Computational Perspectives I

Searching For Optimal Paths

Note: in order to run the simulation referred to in this slide, go here, to the Java Applet version. You will be directed to download the latest version of the Java plug-in.

You may imagine the simulation's eight circles as different end results that an value-producing individual could possibly reach. In terms of the previous slide's example, they represent different utensils that the apprentice might make: spoons, forks, knives, chopsticks, etc. Initially, she only knows how to reach state 0. The state may correspond, for instance, to the production of little wooden blocks that aren't very useful for food consumption. For now, she is utterly unaware of the other states' existence.

Click "Go" once to see her learn a way to reach state 6. Perhaps, she finds a way to make something reminiscent of a spoon out of the "state 0" wooden block. At the next click of the button, she analyzes her newly found option, and decides that the utensil represented by state 6 is worth the wood-carving effort. As a result, both state 0 and 6 light up in red, marking the individual's optimal behavior given her current knowledge. You should also see an upward jump in the value of the currently chosen path in the graph below.

Next two simulation steps teach her of how to reach state 7, but the state's payoff turns out not to be worth the path's cost - at time 4, the optimal path remains the same. You may keep clicking the "Go" button to see the apprentice's progress, as she learns new behavioral options and analyzes them to adopt the best one. Step 28 marks her learning the last useful piece of information - the formation of a direct path from state 0 to state 4.

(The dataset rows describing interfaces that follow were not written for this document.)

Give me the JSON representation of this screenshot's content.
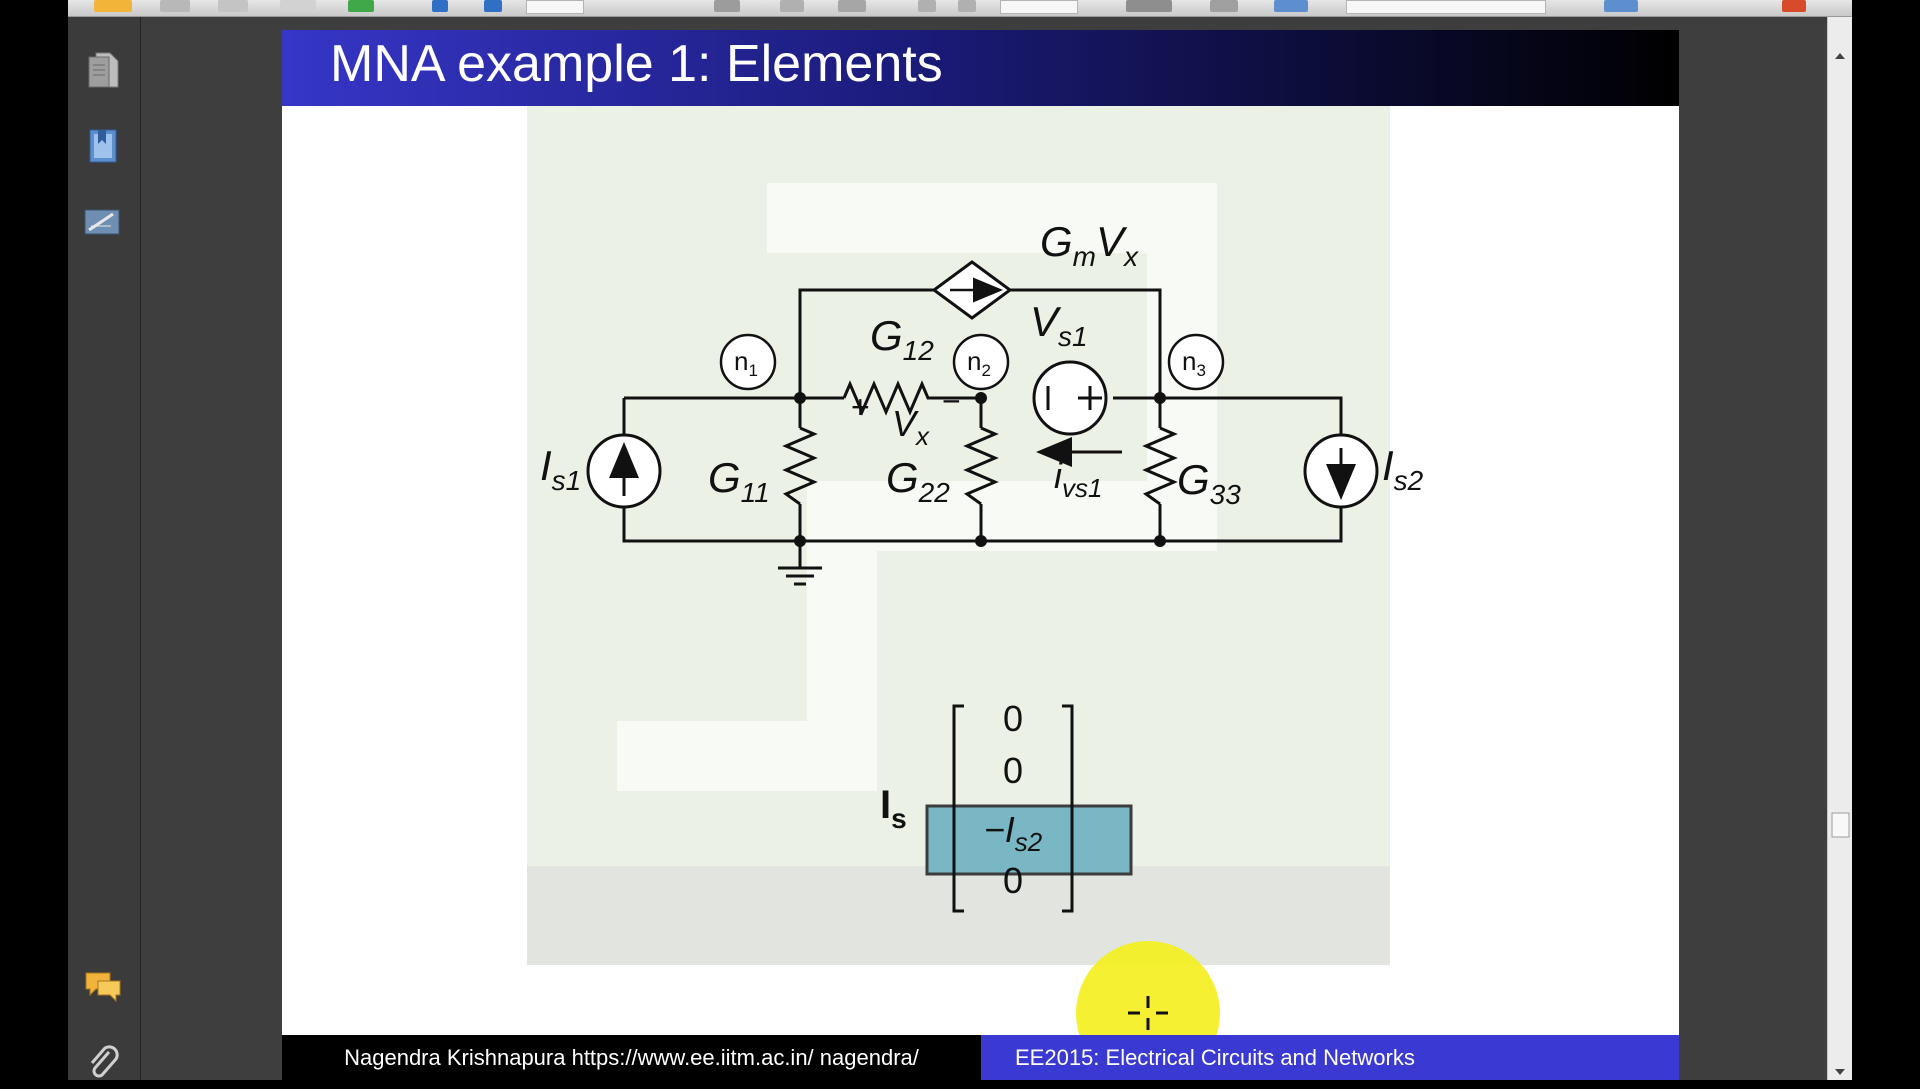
{
  "slide": {
    "title": "MNA example 1: Elements",
    "footer_left": "Nagendra Krishnapura  https://www.ee.iitm.ac.in/ nagendra/",
    "footer_right": "EE2015: Electrical Circuits and Networks"
  },
  "circuit": {
    "labels": {
      "gm": "G",
      "gm_sub": "m",
      "gm_v": "V",
      "gm_vsub": "x",
      "vs": "V",
      "vs_sub": "s1",
      "g12": "G",
      "g12_sub": "12",
      "g11": "G",
      "g11_sub": "11",
      "g22": "G",
      "g22_sub": "22",
      "g33": "G",
      "g33_sub": "33",
      "vx": "V",
      "vx_sub": "x",
      "ivs": "i",
      "ivs_sub": "vs1",
      "is1": "I",
      "is1_sub": "s1",
      "is2": "I",
      "is2_sub": "s2",
      "n1": "n",
      "n1_sub": "1",
      "n2": "n",
      "n2_sub": "2",
      "n3": "n",
      "n3_sub": "3",
      "plus": "+",
      "minus": "−"
    }
  },
  "vector": {
    "name": "I",
    "name_sub": "s",
    "entries": [
      "0",
      "0",
      "−I",
      "0"
    ],
    "entry3_sub": "s2",
    "highlight_color": "#78b7c3"
  },
  "icons": {
    "sidebar": [
      "pages-icon",
      "bookmarks-icon",
      "signature-icon",
      "comments-icon",
      "attachment-icon"
    ]
  },
  "colors": {
    "title_bar_start": "#3636c8",
    "footer_right_bg": "#3a3ad2",
    "cursor_highlight": "#f4ef1c"
  }
}
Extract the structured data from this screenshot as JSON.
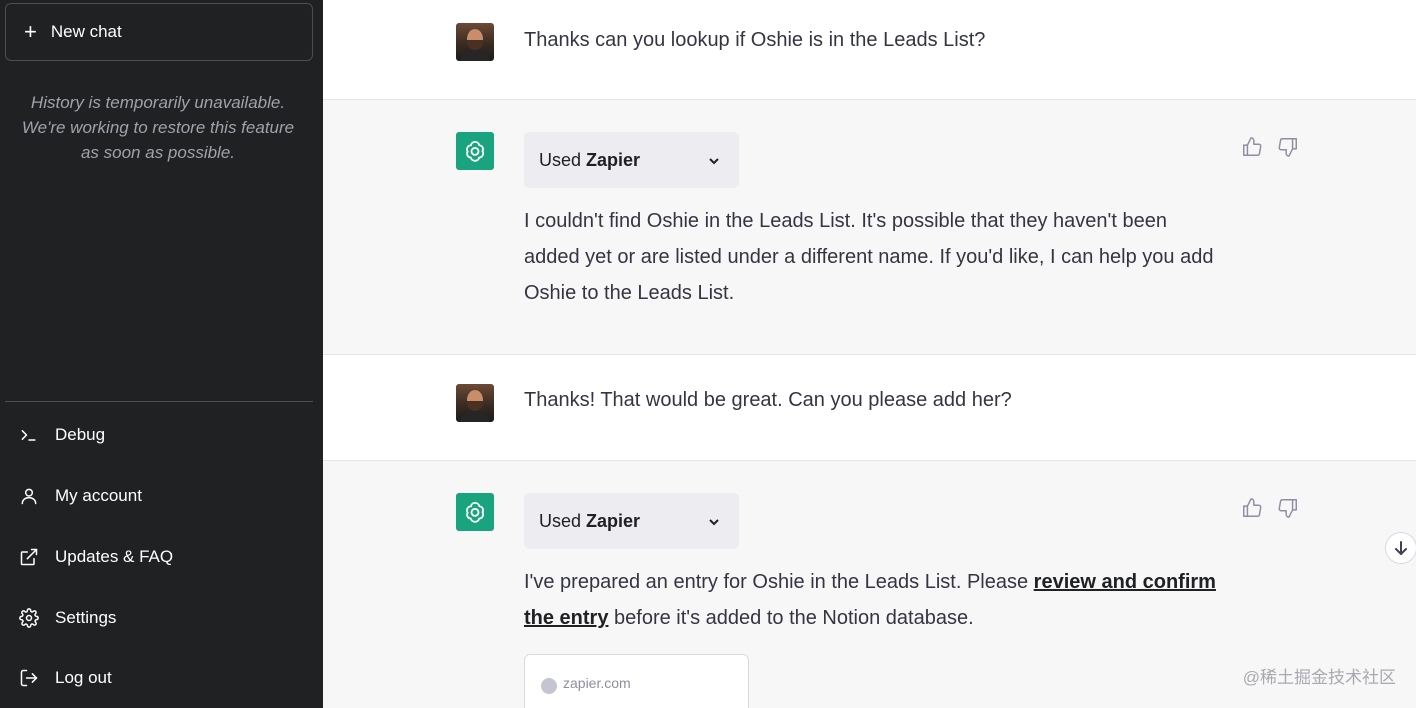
{
  "sidebar": {
    "new_chat_label": "New chat",
    "history_note": "History is temporarily unavailable. We're working to restore this feature as soon as possible.",
    "items": [
      {
        "label": "Debug",
        "icon": "terminal-icon"
      },
      {
        "label": "My account",
        "icon": "user-icon"
      },
      {
        "label": "Updates & FAQ",
        "icon": "external-link-icon"
      },
      {
        "label": "Settings",
        "icon": "gear-icon"
      },
      {
        "label": "Log out",
        "icon": "logout-icon"
      }
    ]
  },
  "conversation": [
    {
      "role": "user",
      "text": "Thanks can you lookup if Oshie is in the Leads List?"
    },
    {
      "role": "assistant",
      "plugin_prefix": "Used",
      "plugin_name": "Zapier",
      "text": "I couldn't find Oshie in the Leads List. It's possible that they haven't been added yet or are listed under a different name. If you'd like, I can help you add Oshie to the Leads List."
    },
    {
      "role": "user",
      "text": "Thanks! That would be great. Can you please add her?"
    },
    {
      "role": "assistant",
      "plugin_prefix": "Used",
      "plugin_name": "Zapier",
      "text_before": "I've prepared an entry for Oshie in the Leads List. Please ",
      "link_text": "review and confirm the entry",
      "text_after": " before it's added to the Notion database.",
      "link_card_domain": "zapier.com"
    }
  ],
  "watermark": "@稀土掘金技术社区",
  "colors": {
    "sidebar_bg": "#202123",
    "assistant_bg": "#f7f7f8",
    "assistant_avatar": "#19a37f"
  }
}
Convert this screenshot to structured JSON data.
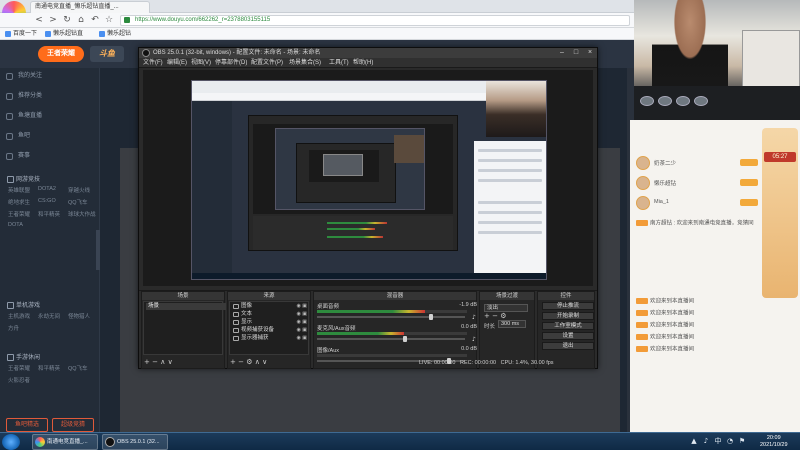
{
  "browser": {
    "tab_title": "南通电竞直播_懒乐超钻直播_...",
    "logo_label": "2345手游助手",
    "url": "https://www.douyu.com/662262_r=2378803155115",
    "bookmarks": [
      "百度一下",
      "懒乐超钻直",
      "懒乐超钻"
    ]
  },
  "site": {
    "logo": "王者荣耀",
    "logo2": "斗鱼",
    "sidebar": {
      "items": [
        {
          "label": "我的关注",
          "icon": "heart-icon"
        },
        {
          "label": "推荐分类",
          "icon": "grid-icon"
        },
        {
          "label": "鱼塘直播",
          "icon": "fish-icon"
        },
        {
          "label": "鱼吧",
          "icon": "chat-icon"
        },
        {
          "label": "赛事",
          "icon": "trophy-icon"
        }
      ],
      "sections": [
        {
          "title": "网游竞技",
          "links": [
            "英雄联盟",
            "DOTA2",
            "穿越火线",
            "绝地求生",
            "CS:GO",
            "QQ飞车",
            "王者荣耀",
            "和平精英",
            "球球大作战",
            "DOTA"
          ]
        },
        {
          "title": "单机游戏",
          "links": [
            "主机游戏",
            "永劫无间",
            "怪物猎人",
            "方舟"
          ]
        },
        {
          "title": "手游休闲",
          "links": [
            "王者荣耀",
            "和平精英",
            "QQ飞车",
            "火影忍者"
          ]
        }
      ],
      "button_left": "鱼吧精选",
      "button_right": "超级竞猜"
    }
  },
  "obs": {
    "title": "OBS 25.0.1 (32-bit, windows) - 配置文件: 未命名 - 场景: 未命名",
    "menu": [
      "文件(F)",
      "编辑(E)",
      "视图(V)",
      "停靠部件(D)",
      "配置文件(P)",
      "场景集合(S)",
      "工具(T)",
      "帮助(H)"
    ],
    "docks": {
      "scenes": {
        "title": "场景",
        "items": [
          "场景"
        ]
      },
      "sources": {
        "title": "来源",
        "items": [
          "图像",
          "文本",
          "显示",
          "视频捕获设备",
          "显示器捕获"
        ]
      },
      "mixer": {
        "title": "混音器",
        "tracks": [
          {
            "name": "桌面音频",
            "db": "-1.9 dB",
            "level": 0.72,
            "volume": 0.78
          },
          {
            "name": "麦克风/Aux音频",
            "db": "0.0 dB",
            "level": 0.58,
            "volume": 0.6
          },
          {
            "name": "图像/Aux",
            "db": "0.0 dB",
            "level": 0.0,
            "volume": 0.9
          }
        ]
      },
      "transitions": {
        "title": "场景过渡",
        "selected": "淡出",
        "duration_label": "时长",
        "duration": "300 ms"
      },
      "controls": {
        "title": "控件",
        "buttons": [
          "停止推流",
          "开始录制",
          "工作室模式",
          "设置",
          "退出"
        ]
      }
    },
    "status": {
      "live": "LIVE: 00:00:00",
      "rec": "REC: 00:00:00",
      "cpu": "CPU: 1.4%, 30.00 fps"
    }
  },
  "right_panel": {
    "users": [
      {
        "name": "奶茶二少"
      },
      {
        "name": "懒乐超钻"
      },
      {
        "name": "Mia_1"
      }
    ],
    "timer": "05:27",
    "chat": [
      "南方超钻 : 欢迎来到南通电竞直播，竞猜同",
      "欢迎来到本直播间",
      "欢迎来到本直播间",
      "欢迎来到本直播间",
      "欢迎来到本直播间",
      "欢迎来到本直播间"
    ]
  },
  "taskbar": {
    "items": [
      "南通电竞直播_...",
      "OBS 25.0.1 (32..."
    ],
    "time": "20:09",
    "date": "2021/10/29"
  }
}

In mathematical terms, our learner performs a depth-first search on the graph that represents her knowledge base, and finds the path with the greatest Net Value - i.e. the value of its final state minus the cost of travel from state 0. State values are shown as the sizes of corresponding circles, and the cost function is simply the Euclidean distance between their centers.